■ Problem to work on ■
Make an exact copy of all the records that follow, apart from the pictures.

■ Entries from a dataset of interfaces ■
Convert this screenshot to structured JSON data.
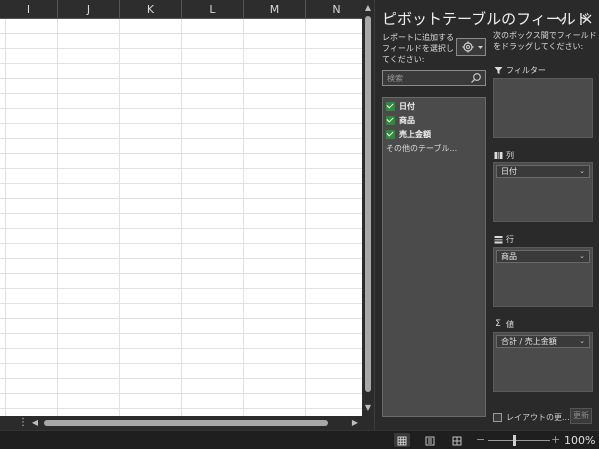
{
  "sheet": {
    "columns": [
      "I",
      "J",
      "K",
      "L",
      "M",
      "N"
    ]
  },
  "pane": {
    "title": "ピボットテーブルのフィールド",
    "choose_fields_hint": "レポートに追加するフィールドを選択してください:",
    "drag_hint": "次のボックス間でフィールドをドラッグしてください:",
    "search_placeholder": "検索",
    "fields": [
      {
        "label": "日付",
        "checked": true
      },
      {
        "label": "商品",
        "checked": true
      },
      {
        "label": "売上金額",
        "checked": true
      }
    ],
    "more_tables": "その他のテーブル...",
    "zones": {
      "filters": {
        "label": "フィルター"
      },
      "columns": {
        "label": "列",
        "chip": "日付"
      },
      "rows": {
        "label": "行",
        "chip": "商品"
      },
      "values": {
        "label": "値",
        "chip": "合計 / 売上金額"
      }
    },
    "defer_label": "レイアウトの更...",
    "update_label": "更新"
  },
  "status": {
    "zoom_percent": "100%",
    "zoom_minus": "−",
    "zoom_plus": "+"
  },
  "colors": {
    "checkbox": "#2f8a3a",
    "pane_bg": "#2a2a2a",
    "zone_bg": "#4b4b4b"
  }
}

■ Output below ■
Convert this screenshot to structured JSON data.
{
  "sheet": {
    "columns": [
      "I",
      "J",
      "K",
      "L",
      "M",
      "N"
    ]
  },
  "pane": {
    "title": "ピボットテーブルのフィールド",
    "choose_fields_hint": "レポートに追加するフィールドを選択してください:",
    "drag_hint": "次のボックス間でフィールドをドラッグしてください:",
    "search_placeholder": "検索",
    "fields": [
      {
        "label": "日付",
        "checked": true
      },
      {
        "label": "商品",
        "checked": true
      },
      {
        "label": "売上金額",
        "checked": true
      }
    ],
    "more_tables": "その他のテーブル...",
    "zones": {
      "filters": {
        "label": "フィルター"
      },
      "columns": {
        "label": "列",
        "chip": "日付"
      },
      "rows": {
        "label": "行",
        "chip": "商品"
      },
      "values": {
        "label": "値",
        "chip": "合計 / 売上金額"
      }
    },
    "defer_label": "レイアウトの更...",
    "update_label": "更新"
  },
  "status": {
    "zoom_percent": "100%",
    "zoom_minus": "−",
    "zoom_plus": "+"
  },
  "colors": {
    "checkbox": "#2f8a3a",
    "pane_bg": "#2a2a2a",
    "zone_bg": "#4b4b4b"
  }
}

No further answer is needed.